Wednesday, July 29, 2015
Protein's Effect on Weight Loss
Scientific research is now revealing that people who consume higher amounts of protein (20 to 30 percent of their daily caloric intake), while cutting back on their carbohydrate intake, tend to lose weight faster and stay leaner than those people on low-fat diets.
The reason higher protein, lower carbohydrates diets are more conducive to weight loss and maintenance is interesting. First, high-protein foods slow the movement of food from the stomach to the intestines, meaning you feel full longer and don’t get hungry as often. Second, protein has a leveling effect on your blood sugar which means you are less likely to get spikes in your blood sugar that lead to cravings for carbohydrates. Third, your body uses more energy to digest protein than it does to digest fat or carbohydrates.
Getting the proper amount of protein at breakfast is especially important if you are trying to lose weight. Breakfast is the first meal of the day and what you eat determines whether you start your day in fat burning or fat storage mode.
Eating a breakfast rich in carbohydrates and low in protein (the typical American breakfast) starts your day in fat storage mode. The cereal, bread, fruit, and juice you have for breakfast are all carbohydrate-based and are converted into sugar by your body, thus causing a spike in your blood sugar. Then your body produces insulin to take that blood sugar and store it in your body mostly as body fat. Soon after your blood sugar drops and you feel famished, and you crave more carbohydrate-based foods which starts a cycle of blood sugar spikes and crashes and its insuring sugar cravings.
On the contrary, having a breakfast that contains the proper amount of high quality protein such as eggs, lean meat, and low fat dairy starts your day in a fat burning mode. Consuming 25 to 30 grams of protein is necessary for maximal protein synthesis. This building and repair of muscle cells is very energy intensive and it burns body fat mainly as fuel for this process. Thus, having 25 to 30 grams of protein at breakfast activates muscle cell regeneration and also alleviates blood sugar spikes which lead to cravings.
Below are some good sources of protein listed by the U.S. Department of Agriculture to help you get the proper amount in your daily diet.
1 ounce meat, fish, or poultry equals 7 grams of protein
1 large egg equals 6 grams of protein
4 ounces milk equal 4 grams of protein
4 ounces low-fat yogurt equals 6 grams of protein
4 ounces soy milk equals 5 grams of protein
3 ounces tofu, firm equals 13 grams of protein
1 ounce cheese equals 7 grams of protein
1/2 cup low-fat cottage cheese equals 14 grams of protein
1/2 cup cooked kidney beans equals 7 grams of protein
1/2 cup lentils equals 9 grams of protein
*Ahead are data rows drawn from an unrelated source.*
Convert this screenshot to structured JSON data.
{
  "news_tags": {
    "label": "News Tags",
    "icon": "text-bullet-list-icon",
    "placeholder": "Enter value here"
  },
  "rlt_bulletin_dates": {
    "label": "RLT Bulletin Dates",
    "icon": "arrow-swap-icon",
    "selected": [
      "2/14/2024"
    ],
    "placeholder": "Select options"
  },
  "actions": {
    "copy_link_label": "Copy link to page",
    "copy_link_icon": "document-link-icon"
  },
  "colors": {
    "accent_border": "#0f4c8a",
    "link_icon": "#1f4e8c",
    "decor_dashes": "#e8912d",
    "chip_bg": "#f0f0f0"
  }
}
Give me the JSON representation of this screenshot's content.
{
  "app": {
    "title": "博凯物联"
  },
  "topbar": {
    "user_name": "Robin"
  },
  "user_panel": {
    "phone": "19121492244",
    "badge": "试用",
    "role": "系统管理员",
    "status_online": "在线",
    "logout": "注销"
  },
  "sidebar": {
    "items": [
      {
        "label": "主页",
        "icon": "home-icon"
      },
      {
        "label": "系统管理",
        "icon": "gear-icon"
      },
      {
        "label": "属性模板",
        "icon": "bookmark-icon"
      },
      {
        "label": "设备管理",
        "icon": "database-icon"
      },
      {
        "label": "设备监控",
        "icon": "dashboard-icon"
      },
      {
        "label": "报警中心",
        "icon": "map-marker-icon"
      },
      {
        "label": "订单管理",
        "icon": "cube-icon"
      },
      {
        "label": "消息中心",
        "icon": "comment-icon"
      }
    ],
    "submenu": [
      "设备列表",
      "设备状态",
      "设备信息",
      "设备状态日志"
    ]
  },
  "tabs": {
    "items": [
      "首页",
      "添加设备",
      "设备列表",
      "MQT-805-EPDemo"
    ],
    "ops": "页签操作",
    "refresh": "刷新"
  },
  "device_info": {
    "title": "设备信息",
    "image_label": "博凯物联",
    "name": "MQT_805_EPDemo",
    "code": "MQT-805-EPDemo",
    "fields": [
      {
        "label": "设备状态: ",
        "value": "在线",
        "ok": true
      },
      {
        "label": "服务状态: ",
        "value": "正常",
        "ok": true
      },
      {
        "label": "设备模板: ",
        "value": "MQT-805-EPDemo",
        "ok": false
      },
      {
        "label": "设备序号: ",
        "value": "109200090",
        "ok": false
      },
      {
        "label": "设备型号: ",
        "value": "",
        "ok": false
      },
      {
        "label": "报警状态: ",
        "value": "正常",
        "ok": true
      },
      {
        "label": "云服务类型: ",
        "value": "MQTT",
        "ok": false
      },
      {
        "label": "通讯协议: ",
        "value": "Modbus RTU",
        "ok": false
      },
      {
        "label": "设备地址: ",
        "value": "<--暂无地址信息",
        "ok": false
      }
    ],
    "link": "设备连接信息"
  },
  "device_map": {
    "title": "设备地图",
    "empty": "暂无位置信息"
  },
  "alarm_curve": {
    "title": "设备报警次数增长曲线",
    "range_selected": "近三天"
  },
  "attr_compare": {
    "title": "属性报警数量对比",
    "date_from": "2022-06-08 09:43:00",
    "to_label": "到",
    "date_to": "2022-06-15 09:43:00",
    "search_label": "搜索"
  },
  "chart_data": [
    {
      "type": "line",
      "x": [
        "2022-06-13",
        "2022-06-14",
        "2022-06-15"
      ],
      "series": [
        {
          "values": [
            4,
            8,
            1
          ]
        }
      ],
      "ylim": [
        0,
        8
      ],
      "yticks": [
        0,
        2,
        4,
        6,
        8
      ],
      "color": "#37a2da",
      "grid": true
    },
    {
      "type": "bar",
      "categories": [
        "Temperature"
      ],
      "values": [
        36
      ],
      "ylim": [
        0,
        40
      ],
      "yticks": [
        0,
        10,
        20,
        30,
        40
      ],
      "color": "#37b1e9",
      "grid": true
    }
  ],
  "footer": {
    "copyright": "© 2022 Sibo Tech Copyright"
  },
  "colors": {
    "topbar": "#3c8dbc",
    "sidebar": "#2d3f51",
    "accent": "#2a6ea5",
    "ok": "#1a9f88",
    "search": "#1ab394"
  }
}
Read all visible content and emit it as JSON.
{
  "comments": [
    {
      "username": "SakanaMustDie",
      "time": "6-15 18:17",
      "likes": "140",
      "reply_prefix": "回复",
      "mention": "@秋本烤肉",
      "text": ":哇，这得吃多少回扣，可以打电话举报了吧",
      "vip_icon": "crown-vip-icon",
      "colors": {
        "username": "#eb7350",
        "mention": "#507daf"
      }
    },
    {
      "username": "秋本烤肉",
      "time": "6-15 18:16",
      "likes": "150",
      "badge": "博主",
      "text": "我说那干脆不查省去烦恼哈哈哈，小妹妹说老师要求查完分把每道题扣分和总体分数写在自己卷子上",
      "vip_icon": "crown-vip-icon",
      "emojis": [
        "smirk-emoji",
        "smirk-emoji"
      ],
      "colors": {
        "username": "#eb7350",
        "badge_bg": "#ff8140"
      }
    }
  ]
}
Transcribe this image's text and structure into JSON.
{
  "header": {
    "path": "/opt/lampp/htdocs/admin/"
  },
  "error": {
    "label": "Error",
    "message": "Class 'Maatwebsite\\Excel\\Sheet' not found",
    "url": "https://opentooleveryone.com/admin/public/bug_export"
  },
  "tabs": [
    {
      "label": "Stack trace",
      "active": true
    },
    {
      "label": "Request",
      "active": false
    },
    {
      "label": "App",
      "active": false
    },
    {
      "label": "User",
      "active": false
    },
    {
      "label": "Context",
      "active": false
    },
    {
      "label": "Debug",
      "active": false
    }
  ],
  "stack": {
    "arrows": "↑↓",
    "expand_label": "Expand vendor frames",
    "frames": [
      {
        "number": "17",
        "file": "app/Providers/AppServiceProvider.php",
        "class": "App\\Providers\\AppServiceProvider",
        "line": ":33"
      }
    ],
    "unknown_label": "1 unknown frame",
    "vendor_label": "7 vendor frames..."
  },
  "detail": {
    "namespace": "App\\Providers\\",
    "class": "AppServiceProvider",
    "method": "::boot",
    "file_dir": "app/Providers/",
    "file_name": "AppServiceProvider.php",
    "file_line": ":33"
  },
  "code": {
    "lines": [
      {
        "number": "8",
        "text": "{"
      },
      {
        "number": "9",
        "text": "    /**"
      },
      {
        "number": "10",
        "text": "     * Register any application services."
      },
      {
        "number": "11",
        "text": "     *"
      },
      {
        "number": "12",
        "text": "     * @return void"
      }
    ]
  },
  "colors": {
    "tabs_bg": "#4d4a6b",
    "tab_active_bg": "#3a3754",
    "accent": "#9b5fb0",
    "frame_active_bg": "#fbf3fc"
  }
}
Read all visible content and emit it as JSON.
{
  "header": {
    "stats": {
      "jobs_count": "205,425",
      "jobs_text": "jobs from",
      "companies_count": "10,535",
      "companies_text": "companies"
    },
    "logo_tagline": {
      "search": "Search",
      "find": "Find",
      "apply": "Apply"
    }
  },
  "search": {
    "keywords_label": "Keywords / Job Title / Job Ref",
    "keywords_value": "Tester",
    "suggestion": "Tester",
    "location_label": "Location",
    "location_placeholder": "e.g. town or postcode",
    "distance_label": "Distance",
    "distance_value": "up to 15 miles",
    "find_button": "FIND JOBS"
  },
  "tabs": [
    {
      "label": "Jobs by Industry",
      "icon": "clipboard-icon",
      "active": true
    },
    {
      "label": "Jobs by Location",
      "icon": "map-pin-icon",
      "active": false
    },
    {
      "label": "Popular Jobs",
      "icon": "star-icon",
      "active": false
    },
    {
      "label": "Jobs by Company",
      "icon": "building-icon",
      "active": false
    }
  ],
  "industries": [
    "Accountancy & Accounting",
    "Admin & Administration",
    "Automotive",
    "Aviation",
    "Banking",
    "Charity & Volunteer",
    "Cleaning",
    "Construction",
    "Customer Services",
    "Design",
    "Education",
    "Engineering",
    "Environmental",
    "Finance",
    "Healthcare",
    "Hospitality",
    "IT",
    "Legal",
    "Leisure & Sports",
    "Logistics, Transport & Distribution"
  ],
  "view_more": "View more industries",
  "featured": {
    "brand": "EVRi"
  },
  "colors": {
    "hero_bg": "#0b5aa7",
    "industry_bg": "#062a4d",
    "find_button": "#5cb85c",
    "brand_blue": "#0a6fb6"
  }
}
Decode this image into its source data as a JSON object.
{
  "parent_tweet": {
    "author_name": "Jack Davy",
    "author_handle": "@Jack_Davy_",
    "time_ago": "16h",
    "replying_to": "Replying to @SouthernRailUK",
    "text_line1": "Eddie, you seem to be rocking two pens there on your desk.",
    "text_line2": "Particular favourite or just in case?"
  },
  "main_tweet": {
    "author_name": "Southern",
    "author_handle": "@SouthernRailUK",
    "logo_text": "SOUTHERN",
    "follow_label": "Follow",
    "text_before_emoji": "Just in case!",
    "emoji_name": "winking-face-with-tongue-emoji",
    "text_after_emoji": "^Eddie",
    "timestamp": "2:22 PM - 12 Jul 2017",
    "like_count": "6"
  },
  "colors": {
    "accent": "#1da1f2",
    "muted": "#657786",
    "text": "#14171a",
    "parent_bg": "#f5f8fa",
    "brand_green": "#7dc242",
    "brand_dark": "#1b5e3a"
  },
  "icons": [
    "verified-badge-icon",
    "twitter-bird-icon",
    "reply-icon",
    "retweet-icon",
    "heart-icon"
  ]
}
1 ounce nuts equals 7 grams of protein
2 tablespoons peanut butter equals 8 grams of protein
1/2 cup vegetables equals 2 grams of protein
1 slice bread equals 2 grams of protein
1/2 cup of most grains/pastas equals 2 grams of protein